— Given entries —
--
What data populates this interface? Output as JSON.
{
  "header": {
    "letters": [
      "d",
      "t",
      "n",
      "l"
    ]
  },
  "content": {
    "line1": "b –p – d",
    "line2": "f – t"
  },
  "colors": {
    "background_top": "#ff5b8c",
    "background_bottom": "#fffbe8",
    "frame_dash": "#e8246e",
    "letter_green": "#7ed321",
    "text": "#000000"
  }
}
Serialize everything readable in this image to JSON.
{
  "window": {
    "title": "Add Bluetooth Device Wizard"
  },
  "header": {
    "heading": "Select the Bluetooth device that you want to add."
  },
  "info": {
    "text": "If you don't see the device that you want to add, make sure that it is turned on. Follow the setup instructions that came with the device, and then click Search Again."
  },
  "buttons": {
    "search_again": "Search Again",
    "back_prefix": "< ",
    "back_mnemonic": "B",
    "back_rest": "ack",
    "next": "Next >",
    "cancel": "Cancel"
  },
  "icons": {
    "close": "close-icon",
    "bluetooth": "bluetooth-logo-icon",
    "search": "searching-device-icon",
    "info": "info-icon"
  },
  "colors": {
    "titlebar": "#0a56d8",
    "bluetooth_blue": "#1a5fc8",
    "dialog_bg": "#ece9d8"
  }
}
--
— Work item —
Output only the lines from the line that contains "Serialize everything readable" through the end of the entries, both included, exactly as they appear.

— Your response —
Serialize everything readable in this image to JSON.
{
  "window": {
    "title": "Add Bluetooth Device Wizard"
  },
  "header": {
    "heading": "Select the Bluetooth device that you want to add."
  },
  "info": {
    "text": "If you don't see the device that you want to add, make sure that it is turned on. Follow the setup instructions that came with the device, and then click Search Again."
  },
  "buttons": {
    "search_again": "Search Again",
    "back_prefix": "< ",
    "back_mnemonic": "B",
    "back_rest": "ack",
    "next": "Next >",
    "cancel": "Cancel"
  },
  "icons": {
    "close": "close-icon",
    "bluetooth": "bluetooth-logo-icon",
    "search": "searching-device-icon",
    "info": "info-icon"
  },
  "colors": {
    "titlebar": "#0a56d8",
    "bluetooth_blue": "#1a5fc8",
    "dialog_bg": "#ece9d8"
  }
}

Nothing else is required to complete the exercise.